Federal Income Tax Reform
After I published my first thoughts regarding tax reforms, I received a couple comments disappointed that I had only discussed benefits to business. It seemed to some to neglect the individual. I began there because I would like to put an exclamation point on the President's persistent mantra of jobs, jobs, jobs!!! Corporate tax reform is just the first step to achieving that growth and opening the door to more business investment in the USA, not just in the more lenient countries such as Ireland. We start by encouraging money to return to us. Today, I will talk briefly about individual tax reform.

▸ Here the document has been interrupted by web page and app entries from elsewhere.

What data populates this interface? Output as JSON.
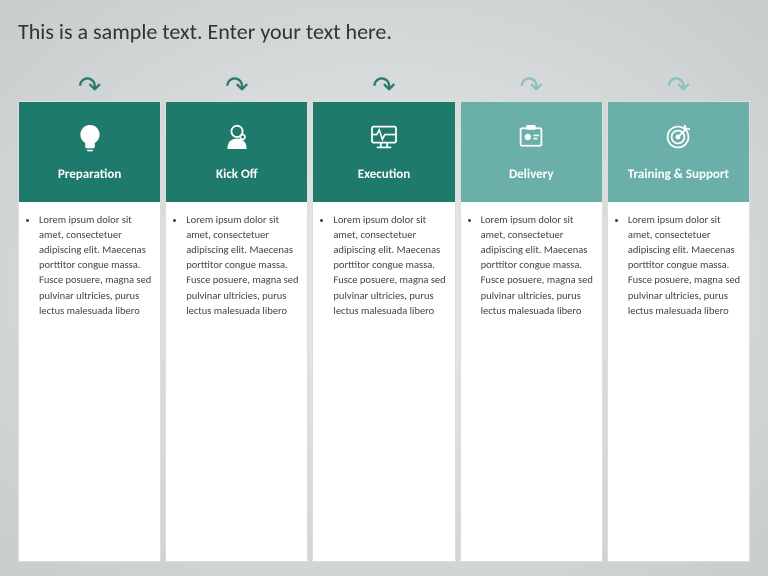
{
  "title": "This is a sample text. Enter your text here.",
  "columns": [
    {
      "id": "preparation",
      "label": "Preparation",
      "icon": "bulb",
      "lighter": false,
      "body_text": "Lorem ipsum dolor sit amet, consectetuer adipiscing elit. Maecenas porttitor congue massa. Fusce posuere, magna sed pulvinar ultricies, purus lectus malesuada libero"
    },
    {
      "id": "kickoff",
      "label": "Kick Off",
      "icon": "head-gear",
      "lighter": false,
      "body_text": "Lorem ipsum dolor sit amet, consectetuer adipiscing elit. Maecenas porttitor congue massa. Fusce posuere, magna sed pulvinar ultricies, purus lectus malesuada libero"
    },
    {
      "id": "execution",
      "label": "Execution",
      "icon": "monitor-pulse",
      "lighter": false,
      "body_text": "Lorem ipsum dolor sit amet, consectetuer adipiscing elit. Maecenas porttitor congue massa. Fusce posuere, magna sed pulvinar ultricies, purus lectus malesuada libero"
    },
    {
      "id": "delivery",
      "label": "Delivery",
      "icon": "badge",
      "lighter": true,
      "body_text": "Lorem ipsum dolor sit amet, consectetuer adipiscing elit. Maecenas porttitor congue massa. Fusce posuere, magna sed pulvinar ultricies, purus lectus malesuada libero"
    },
    {
      "id": "training-support",
      "label": "Training & Support",
      "icon": "target",
      "lighter": true,
      "body_text": "Lorem ipsum dolor sit amet, consectetuer adipiscing elit. Maecenas porttitor congue massa. Fusce posuere, magna sed pulvinar ultricies, purus lectus malesuada libero"
    }
  ],
  "arrow_count": 5,
  "colors": {
    "dark_teal": "#1e7a6a",
    "light_teal": "#6ab0a8",
    "arrow_dark": "#2d7a6e",
    "arrow_light": "#8dbfba"
  }
}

The current tax code is comprised of 74,608 unreadable and too often undecipherable legalistic pages, or over 10,000 words. Most novels you might read, just for example, run about 200 to 300 pages (62,500 words). This has to change! There are several popular possibilities from Flat Tax to National Sales Tax plans, all of which have some merit but also some detriments, and each runs the risk of rates being raised in the future at the whim of Congress. For personal income tax reform, President Trump seeks to cut taxes and simplify the tax structure by condensing the seven tax brackets we currently have into just three tax brackets. I agree with that approach and would help to push for that plan if momentum in DC lags over the next year. I would like to see the income thresholds for single taxpayers be exactly half of those for married joint filers, thereby eliminating the marriage penalty.
A 3 level plan to consider would be as follows:

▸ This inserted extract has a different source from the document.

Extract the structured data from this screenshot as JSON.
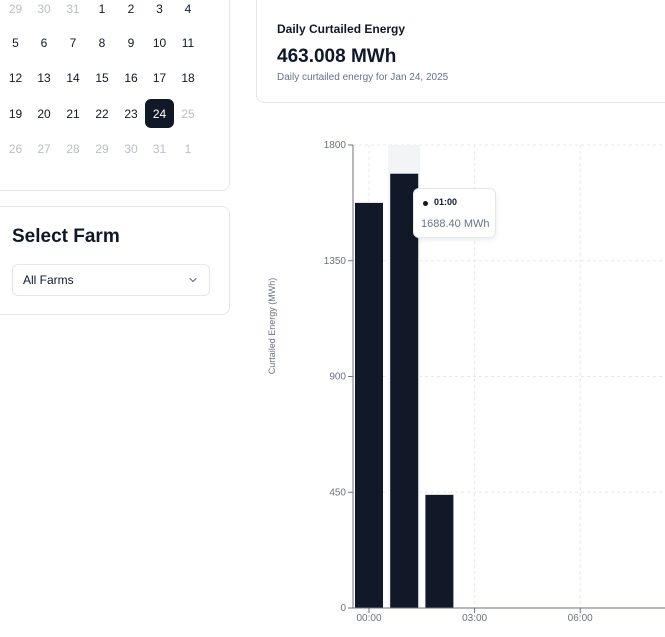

12% tax rate for those making:
$ 15,000 to $37,500 for Singles
$ 30,999 to $ 75,000 for Married
25% tax rate for those making:
$ 37,500 to $112,500 for Singles
$ 75,000 to $ 225,000 for Married
33% tax rate for those making:
$112,500 for Singles
$ 225,000 and above for Married
Note that just as the current tax brackets do, these income ranges are referring to taxable income, and the calculation of it (as the administration's website sites) would surely change considerably if President Trump's plan were to be implemented. For one thing, I agree that the standard deduction should double to $15,000 (single) and $30,000 (married), from the current levels of $6,350 and $12,700, respectively, thereby helping lower income workers.
President Trump seeks to expand tax benefits for families, including a larger allowable deduction for child care expenses that could be taken whether a taxpayer itemizes or not, and would also be allowed for up to four children (the current law only allows for two children). President Trump is wise to conduct tax reductions piecemeal. This is a start. We must lower personal income taxes and provide a code actually capable of being understood, not requiring a team of lawyers to sort through.